According to the GMB union the Government’s use of outsourcing has increased since the collapse into insolvency of the firm Carillion at the start of 2018, pushing the value of contracts up by 53%.
Whether the increasing use of outsourcing is a good or a bad thing depends on many factors.
For those sub-contractors and suppliers to Carillion who either lost contracts, money or work, it clearly was not a good thing as they await the outcome of investigations by Insolvency Practitioners to see whether there will ever be any recompense.
Pertinently for those owed money when a company enters an insolvency process, its employees are paid in priority or by the government if there aren’t sufficient funds, whereas its sub-contractors are treated as unsecured creditors and rarely paid anything like the amount they are owed.
But many SMEs depend for at least some, if not all, of their revenue on providing various outsourced services to their clients, from IT support and website building, to supplying parts or labour as part of a supply chain in construction, engineering and elsewhere.
Many self-employed people also provide services, from book keeping to marketing services.
The problems come when the buyer of the services is less than prompt about paying, often much later than in the terms and conditions, or perhaps they put pressure on suppliers to do work either for free or at extremely low cost, offering the “carrot” of more work or exposure that will be good for their business and result in further work.
Many self-employed people report, however, that the “carrot” fails to materialise and that in fact it puts a downward pressure on people and businesses offering services in their sector.
There is no doubt, though, that for those SMEs with the right skills and offering, and especially where there is a skill shortage, outsourcing can benefit both parties.
How to maximise the outsourcing benefits and minimise the risks
While using outsourced skills can improve a business’ output and reputation while minimising costs or at least avoiding employee liabilities, there are some pitfalls to be wary of.
The main ones involve not having the skills and owning intellectual property in-house which can expose you to supply and demand costs when business is growing.
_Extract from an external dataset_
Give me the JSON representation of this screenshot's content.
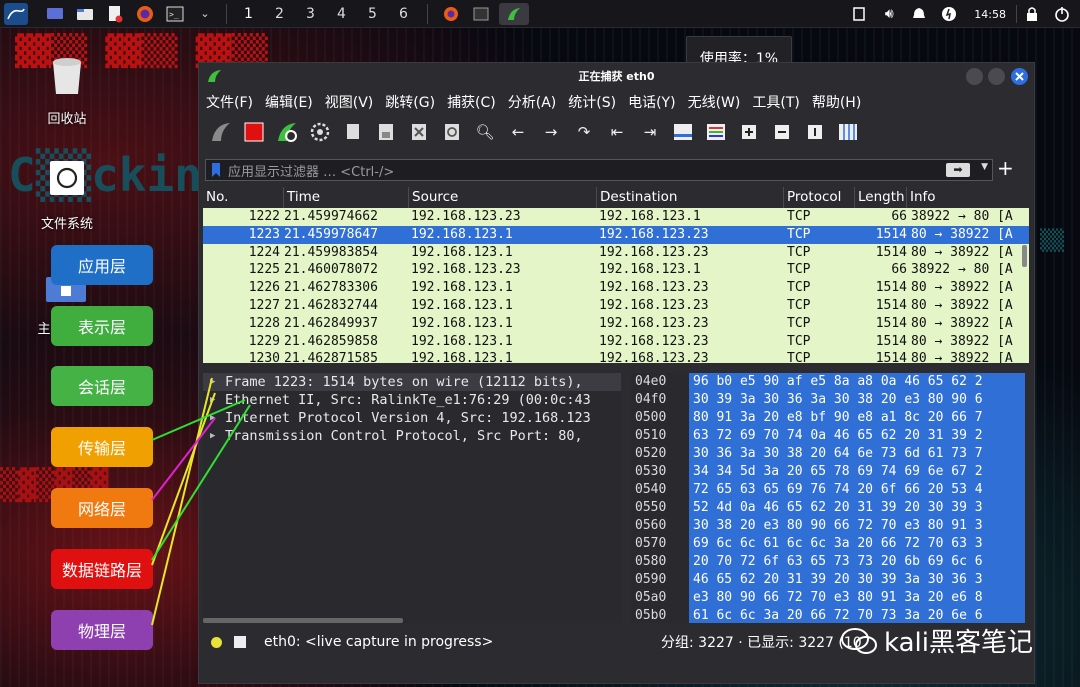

This is common in the construction and IT industries.
There is also the potential for the leak of sensitive information by people who are likely to have less loyalty to the business than those who are directly employed.
Another common problem is a lack of clarity about roles and contractual obligations.
Consistent quality of the work being provided and also adherence to deadlines may also be a problem.
At the initial stages of choosing a business to which to outsource a function or task, therefore, there needs to be very clear and detailed discussion of all the above issues with clear contractual obligations underpinned by deadlines with processes laid down for quality control and confidentiality together with penalty clauses should the provider fail to meet them.
By the same token, there should be a clear agreement on payment amounts and dates.
All of these should be included in a written agreement and signed by both parties as a contract which most likely will only ever be referred to when disagreements arise.
Both parties, those offering outsourced services and those buying them, can benefit from the transaction, but only if there is transparency with safeguards in place as well as honesty and integrity.